App and web page records
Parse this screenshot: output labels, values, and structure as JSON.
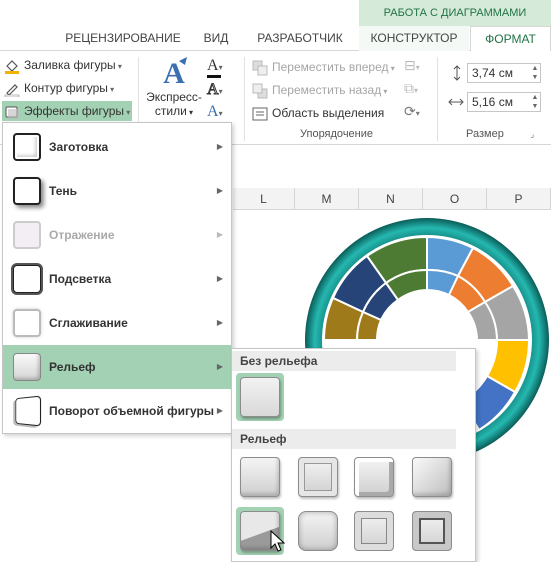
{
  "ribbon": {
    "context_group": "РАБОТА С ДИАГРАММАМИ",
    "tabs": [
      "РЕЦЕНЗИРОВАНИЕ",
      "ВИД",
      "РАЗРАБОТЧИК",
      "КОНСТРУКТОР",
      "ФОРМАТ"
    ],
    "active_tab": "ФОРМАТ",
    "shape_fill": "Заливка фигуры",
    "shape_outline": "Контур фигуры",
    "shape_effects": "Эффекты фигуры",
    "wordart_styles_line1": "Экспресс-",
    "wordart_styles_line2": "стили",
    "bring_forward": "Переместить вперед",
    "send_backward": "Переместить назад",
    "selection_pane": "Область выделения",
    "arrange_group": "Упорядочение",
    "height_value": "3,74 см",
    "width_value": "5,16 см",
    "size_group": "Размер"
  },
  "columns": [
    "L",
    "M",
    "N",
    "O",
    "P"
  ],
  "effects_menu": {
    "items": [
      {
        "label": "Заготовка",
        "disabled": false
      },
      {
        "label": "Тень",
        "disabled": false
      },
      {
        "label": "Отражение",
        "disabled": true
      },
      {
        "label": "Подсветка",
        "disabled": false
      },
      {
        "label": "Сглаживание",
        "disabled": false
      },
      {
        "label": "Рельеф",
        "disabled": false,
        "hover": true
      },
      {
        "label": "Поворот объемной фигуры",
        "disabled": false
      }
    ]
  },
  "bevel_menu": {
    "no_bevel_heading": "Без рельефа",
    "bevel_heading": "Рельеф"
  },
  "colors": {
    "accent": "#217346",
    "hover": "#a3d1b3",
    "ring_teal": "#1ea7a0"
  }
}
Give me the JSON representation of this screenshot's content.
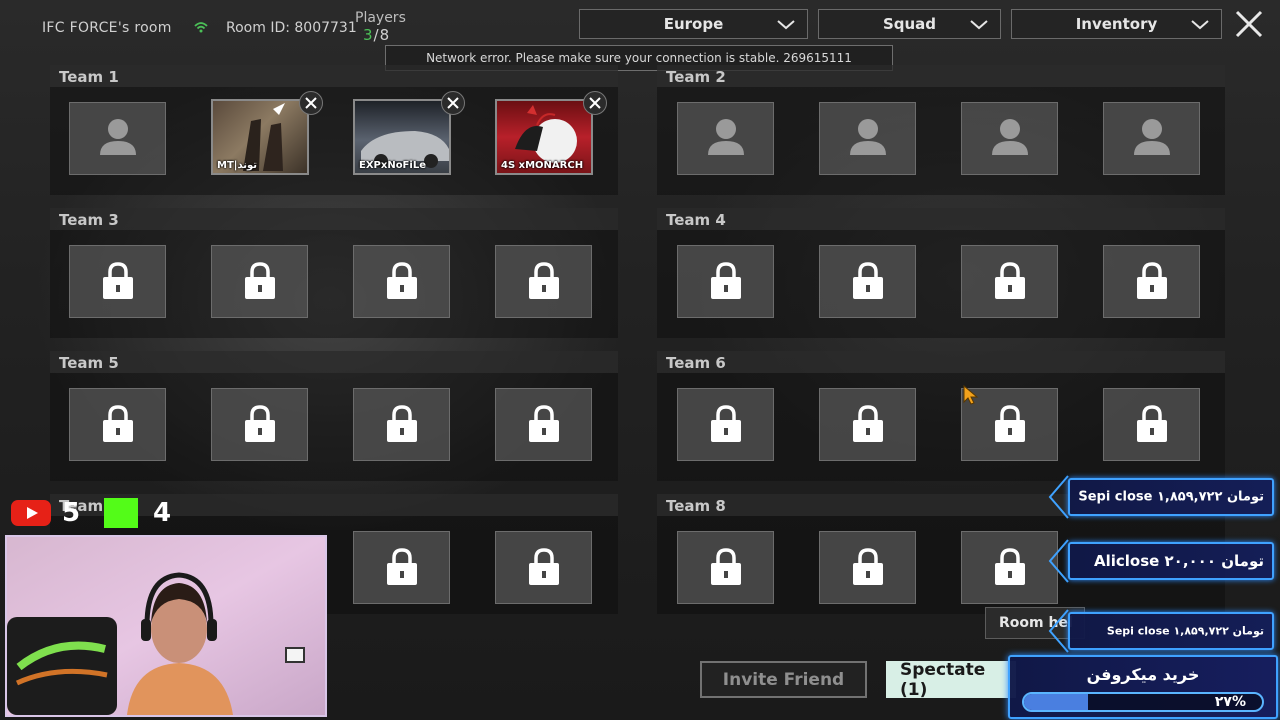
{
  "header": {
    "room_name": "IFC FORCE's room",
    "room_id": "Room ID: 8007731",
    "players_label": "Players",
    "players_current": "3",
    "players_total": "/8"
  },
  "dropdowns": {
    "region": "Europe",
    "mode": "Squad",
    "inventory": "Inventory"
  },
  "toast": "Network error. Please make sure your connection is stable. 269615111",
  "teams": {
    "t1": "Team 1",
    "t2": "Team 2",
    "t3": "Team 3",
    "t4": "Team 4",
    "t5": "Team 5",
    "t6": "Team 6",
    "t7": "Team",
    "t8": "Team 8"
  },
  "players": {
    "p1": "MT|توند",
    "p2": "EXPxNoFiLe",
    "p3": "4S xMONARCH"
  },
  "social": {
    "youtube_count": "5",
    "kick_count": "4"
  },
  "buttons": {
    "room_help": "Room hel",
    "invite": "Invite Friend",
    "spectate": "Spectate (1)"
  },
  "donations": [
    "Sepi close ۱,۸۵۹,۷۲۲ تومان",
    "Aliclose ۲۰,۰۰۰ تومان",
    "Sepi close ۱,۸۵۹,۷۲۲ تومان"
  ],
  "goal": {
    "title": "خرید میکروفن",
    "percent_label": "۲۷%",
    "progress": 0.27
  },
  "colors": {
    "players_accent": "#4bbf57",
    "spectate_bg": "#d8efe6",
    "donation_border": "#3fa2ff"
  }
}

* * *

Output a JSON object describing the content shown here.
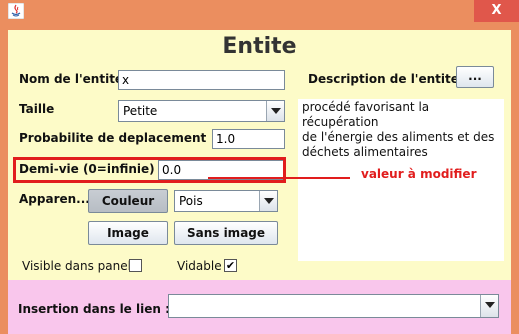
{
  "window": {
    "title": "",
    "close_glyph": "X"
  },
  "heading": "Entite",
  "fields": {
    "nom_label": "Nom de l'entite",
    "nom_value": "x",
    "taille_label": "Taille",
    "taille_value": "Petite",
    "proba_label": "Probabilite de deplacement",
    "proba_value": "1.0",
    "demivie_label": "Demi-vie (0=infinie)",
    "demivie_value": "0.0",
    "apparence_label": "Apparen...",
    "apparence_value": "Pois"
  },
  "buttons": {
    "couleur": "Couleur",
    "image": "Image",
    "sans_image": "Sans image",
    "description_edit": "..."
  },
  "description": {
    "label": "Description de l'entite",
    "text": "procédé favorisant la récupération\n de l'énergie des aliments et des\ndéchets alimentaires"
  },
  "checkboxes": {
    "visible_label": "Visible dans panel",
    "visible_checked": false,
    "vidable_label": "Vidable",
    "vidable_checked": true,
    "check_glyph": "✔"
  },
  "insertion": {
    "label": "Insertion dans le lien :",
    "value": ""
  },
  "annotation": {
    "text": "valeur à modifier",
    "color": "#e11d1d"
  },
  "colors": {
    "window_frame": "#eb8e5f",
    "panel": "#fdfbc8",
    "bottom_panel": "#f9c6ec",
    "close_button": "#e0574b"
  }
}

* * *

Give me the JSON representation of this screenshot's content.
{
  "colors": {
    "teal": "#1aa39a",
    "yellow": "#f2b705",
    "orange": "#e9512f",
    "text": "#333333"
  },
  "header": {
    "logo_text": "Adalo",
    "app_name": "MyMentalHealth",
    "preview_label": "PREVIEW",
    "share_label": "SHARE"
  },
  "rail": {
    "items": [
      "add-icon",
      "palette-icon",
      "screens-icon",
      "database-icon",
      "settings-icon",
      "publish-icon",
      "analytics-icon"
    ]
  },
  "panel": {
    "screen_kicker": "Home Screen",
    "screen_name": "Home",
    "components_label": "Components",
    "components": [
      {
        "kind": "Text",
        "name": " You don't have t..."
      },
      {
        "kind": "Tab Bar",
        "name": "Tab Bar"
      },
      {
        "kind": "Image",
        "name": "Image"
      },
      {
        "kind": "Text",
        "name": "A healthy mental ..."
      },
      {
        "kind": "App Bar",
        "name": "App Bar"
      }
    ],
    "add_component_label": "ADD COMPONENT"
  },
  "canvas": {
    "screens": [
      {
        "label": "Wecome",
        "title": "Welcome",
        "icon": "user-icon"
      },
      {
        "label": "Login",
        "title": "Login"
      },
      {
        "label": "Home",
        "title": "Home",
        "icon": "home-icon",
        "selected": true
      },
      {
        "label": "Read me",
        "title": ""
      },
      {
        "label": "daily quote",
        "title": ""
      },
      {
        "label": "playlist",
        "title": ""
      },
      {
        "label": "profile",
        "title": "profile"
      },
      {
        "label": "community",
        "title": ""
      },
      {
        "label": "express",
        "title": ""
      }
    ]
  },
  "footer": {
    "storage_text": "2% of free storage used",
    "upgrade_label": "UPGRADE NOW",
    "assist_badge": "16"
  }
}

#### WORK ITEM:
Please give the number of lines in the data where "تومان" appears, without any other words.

#### ANSWER SECTION:
3